Mailings can also emanate from specific interest sites that your kid has visited in pursuit of their interests.   Our eldest has also received targeted mail from an institution that knew of her specific interests.  In one case, a women’s college with a writer’s program contacted her about their curriculum.  Eldest is a published teen poet/writer and out of curiosity, I contacted their admissions department to find how they obtained her name.  The admissions counselor acknowledged that her name had been on a purchased mailing list, but was unable to state where that mailing list originated.  Since she’s submitted articles and poetry via various online sites, my best conclusion is that these sites are compiling the personal data onto mailing lists and selling them.

College eHarmony Sites

There are collegiate eHarmony sites such as and  I refer to them that way since their principal reason for existence is to match students with any number of institutions that meet their criteria – which might or might not change over the course of the next week.  Again, their system uses the responses from an online questionnaire to match against multiple colleges that have offerings which would be of interest to the potential student.

What’s interesting about a site like however, is the way in which they’ve developed a social networking component akin to Facebook.  Students can also upload photos of themselves and complete a profile and then tag it to the various colleges which are of interest; they can then see who else is considering that particular college.  Students with similar interests can tag others and thus refer to them as their “dweebs”.  Wanna see a college dat’s da choice 4 teens with frizzy hair and tongue bolts?  Heer’s da place for U!  Wassamatta U! 

If you remember your teen years, you might recall wondering who in the hell would ever be interested in an acne-riddled, geeky, spastic hulk like yourself.  The colleges play to that adolescent insecurity by also noting their interests with “loves” that they send to students on the site.  Hey!  We know that you’re there and we think that you’re special!  If you wanna talk to one of our own students, we’ve got some who’ll answer your questions – replete with photos of smiling, handsome kids who give some hope to the teens that they, too, might survive their teenage years.  For the benefit of parents who lurk the site, all of the college student photos show them as sober and fully clothed.

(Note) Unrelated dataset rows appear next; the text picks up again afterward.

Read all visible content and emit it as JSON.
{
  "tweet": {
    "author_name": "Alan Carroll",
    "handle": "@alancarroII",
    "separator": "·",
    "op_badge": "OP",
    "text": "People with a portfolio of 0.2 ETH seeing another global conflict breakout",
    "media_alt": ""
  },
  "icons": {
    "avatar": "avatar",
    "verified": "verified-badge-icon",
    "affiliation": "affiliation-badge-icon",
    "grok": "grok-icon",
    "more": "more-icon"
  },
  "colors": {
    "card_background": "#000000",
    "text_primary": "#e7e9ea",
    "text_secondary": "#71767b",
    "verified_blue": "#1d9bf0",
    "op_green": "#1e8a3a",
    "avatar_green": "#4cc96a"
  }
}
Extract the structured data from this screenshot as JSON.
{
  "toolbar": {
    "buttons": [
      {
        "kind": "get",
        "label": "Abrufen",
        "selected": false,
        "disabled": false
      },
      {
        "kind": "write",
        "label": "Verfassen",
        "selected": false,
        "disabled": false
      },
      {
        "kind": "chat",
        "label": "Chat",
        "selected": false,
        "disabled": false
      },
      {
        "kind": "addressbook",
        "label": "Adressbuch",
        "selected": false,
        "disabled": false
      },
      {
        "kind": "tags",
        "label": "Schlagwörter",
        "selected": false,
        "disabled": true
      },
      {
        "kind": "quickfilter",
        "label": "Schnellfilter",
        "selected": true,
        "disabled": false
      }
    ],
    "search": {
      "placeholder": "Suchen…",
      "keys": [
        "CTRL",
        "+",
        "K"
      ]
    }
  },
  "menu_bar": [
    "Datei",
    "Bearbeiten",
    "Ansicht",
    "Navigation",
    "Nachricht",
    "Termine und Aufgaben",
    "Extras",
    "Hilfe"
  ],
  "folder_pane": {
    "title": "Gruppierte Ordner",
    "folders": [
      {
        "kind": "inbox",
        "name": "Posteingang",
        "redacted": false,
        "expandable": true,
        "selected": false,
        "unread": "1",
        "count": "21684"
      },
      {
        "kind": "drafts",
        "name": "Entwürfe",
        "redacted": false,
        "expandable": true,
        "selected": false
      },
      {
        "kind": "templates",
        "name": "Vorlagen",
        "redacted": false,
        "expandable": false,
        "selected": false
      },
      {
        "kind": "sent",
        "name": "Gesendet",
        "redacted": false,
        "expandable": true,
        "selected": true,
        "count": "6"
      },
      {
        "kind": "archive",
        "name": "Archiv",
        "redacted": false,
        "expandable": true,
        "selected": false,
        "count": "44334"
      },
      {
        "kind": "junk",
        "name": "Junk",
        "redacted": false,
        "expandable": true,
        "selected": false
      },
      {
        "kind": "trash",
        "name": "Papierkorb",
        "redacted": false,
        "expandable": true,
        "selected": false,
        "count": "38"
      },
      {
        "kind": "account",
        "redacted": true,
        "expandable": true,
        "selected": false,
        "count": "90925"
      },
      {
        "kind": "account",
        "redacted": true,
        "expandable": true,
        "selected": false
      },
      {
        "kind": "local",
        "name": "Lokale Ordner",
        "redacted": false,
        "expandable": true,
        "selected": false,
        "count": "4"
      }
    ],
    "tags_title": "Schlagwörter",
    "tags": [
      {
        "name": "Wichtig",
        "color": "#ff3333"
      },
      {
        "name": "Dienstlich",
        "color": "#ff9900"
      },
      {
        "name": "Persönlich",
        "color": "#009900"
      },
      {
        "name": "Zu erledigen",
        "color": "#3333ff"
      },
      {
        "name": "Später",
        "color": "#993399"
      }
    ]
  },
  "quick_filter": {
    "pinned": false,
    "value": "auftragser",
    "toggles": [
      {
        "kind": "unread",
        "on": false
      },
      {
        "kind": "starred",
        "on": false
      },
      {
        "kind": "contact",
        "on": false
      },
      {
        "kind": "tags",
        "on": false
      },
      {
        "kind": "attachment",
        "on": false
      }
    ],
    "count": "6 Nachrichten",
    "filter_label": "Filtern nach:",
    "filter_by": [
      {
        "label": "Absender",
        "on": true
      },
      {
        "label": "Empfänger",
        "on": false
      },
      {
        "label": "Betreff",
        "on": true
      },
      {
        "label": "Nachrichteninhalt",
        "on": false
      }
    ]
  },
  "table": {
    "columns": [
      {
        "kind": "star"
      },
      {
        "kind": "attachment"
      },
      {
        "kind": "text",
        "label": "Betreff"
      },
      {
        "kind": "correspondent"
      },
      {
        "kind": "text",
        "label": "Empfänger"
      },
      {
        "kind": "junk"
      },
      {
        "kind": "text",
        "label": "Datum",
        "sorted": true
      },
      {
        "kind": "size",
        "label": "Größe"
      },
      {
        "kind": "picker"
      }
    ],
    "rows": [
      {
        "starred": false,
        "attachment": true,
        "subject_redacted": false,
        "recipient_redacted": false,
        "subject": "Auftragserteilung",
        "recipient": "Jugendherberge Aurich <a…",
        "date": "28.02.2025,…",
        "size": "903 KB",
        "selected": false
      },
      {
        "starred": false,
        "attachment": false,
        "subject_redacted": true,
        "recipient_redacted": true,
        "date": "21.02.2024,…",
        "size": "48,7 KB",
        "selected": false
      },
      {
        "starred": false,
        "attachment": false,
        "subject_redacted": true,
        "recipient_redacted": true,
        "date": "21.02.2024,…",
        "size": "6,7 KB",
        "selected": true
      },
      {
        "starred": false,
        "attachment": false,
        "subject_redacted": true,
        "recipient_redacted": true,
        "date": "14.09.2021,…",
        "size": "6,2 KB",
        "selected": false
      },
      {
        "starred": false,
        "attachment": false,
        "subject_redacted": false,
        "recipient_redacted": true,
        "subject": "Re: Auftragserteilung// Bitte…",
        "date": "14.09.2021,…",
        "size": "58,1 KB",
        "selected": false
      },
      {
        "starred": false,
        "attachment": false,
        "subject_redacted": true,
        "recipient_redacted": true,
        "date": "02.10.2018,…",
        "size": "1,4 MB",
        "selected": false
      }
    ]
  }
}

Some college websites also present testimonials of students that demonstrate the physical and intellectual attractiveness of the student body.  These videos indicate that the students will more closely resemble Gregory Marmalard and Douglas C. Neidermyer than Kent Dorfman.
But that’s just my take.

Summer Scholar Programs
While they do serve a legitimate purpose, some institutions also use their campuses in the summer to hold “summer scholar” programs for high school students.  The college offers courses for high-achieving students for a several week period in the summer; there is a several thousand dollar fee and the kid has the opportunity to see what college life is like.  Again, my observation has been that these offers have come from colleges who’ve already targeted my kid with other correspondence about their existence.

Understand that with more than 4100 accredited colleges and universities in this country, the competition will be intense for new students.  Since most teens are technologically ahead of the folks and colleges are loaded with teens, the methods might escape our notice.  A study by Most fathers – and mothers – tend to step back from the technologically savvy teen, but a little awareness of what they’re seeing can help you guide them in a direction that’s not ruled impacted solely by emotion.

Steve Wagasky, College Funding Consultant
College Planning Professionals